The sugar business also expects an improvement in its annual profits up to mid-September, while the group is seeing a sharp rise in beet planting this spring.
The beet harvest of 2016 produced a sugar output of 900,000t, below its record 2014 crop of 1.45m tonnes, but the group said the contracted beet area this spring has been increased and plantings by growers are well advanced.
The processor is part of the world’s biggest sugar company, Associated British Foods, which has sugar interests in Spain, China, South Africa and the UK, but it does not split out profits for its individual sugar units.
The group’s overall worldwide sugar business reported operating profits of £123m for its 24-week half-year period to 4 March to show a very sharp rise from £3m previously.
With the EU sugar beet quota system to be abolished in October, British Sugar expects this year’s crop area to be up 30% to well over 100,000ha, with beet prices rising 8.4% before possible bonuses.
It is expecting a rise in its 3,500 contracted growers who deliver beet to the group’s four processing plants at Wissington and Cantley in Norfolk, Bury St Edmunds in Suffolk and Newark in Nottinghamshire.
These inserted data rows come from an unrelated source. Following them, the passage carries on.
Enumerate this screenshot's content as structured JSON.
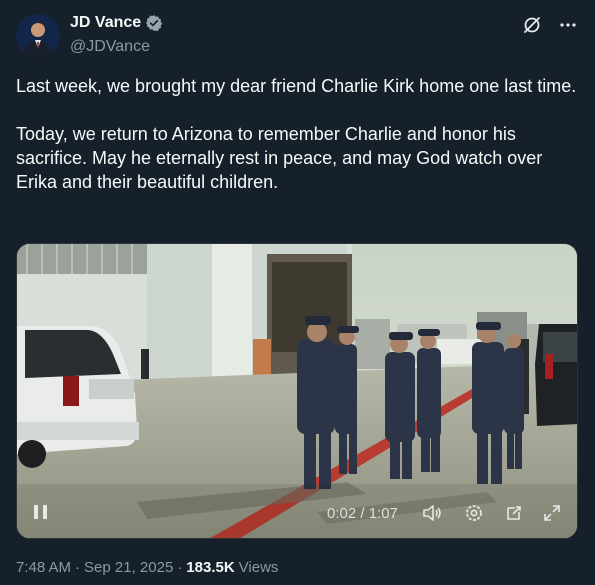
{
  "author": {
    "display_name": "JD Vance",
    "handle": "@JDVance",
    "verified": true
  },
  "tweet": {
    "paragraph_1": "Last week, we brought my dear friend Charlie Kirk home one last time.",
    "paragraph_2": "Today, we return to Arizona to remember Charlie and honor his sacrifice. May he eternally rest in peace, and may God watch over Erika and their beautiful children."
  },
  "video": {
    "time": "0:02 / 1:07"
  },
  "meta": {
    "time": "7:48 AM",
    "separator_1": "·",
    "date": "Sep 21, 2025",
    "separator_2": "·",
    "views_count": "183.5K",
    "views_label": "Views"
  },
  "colors": {
    "background": "#15202b",
    "text_primary": "#f7f9f9",
    "text_secondary": "#8b98a5",
    "verified": "#9aa4ad"
  },
  "icons": [
    "verified-badge-icon",
    "grok-icon",
    "more-icon",
    "pause-icon",
    "volume-icon",
    "settings-icon",
    "share-icon",
    "fullscreen-icon"
  ]
}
The sugar update came as parent group Associated British Foods reported a 35% rise in its half-year pre-tax profits to £624m, and added that its sugar business was the biggest single driver behind the group’s profit uplift.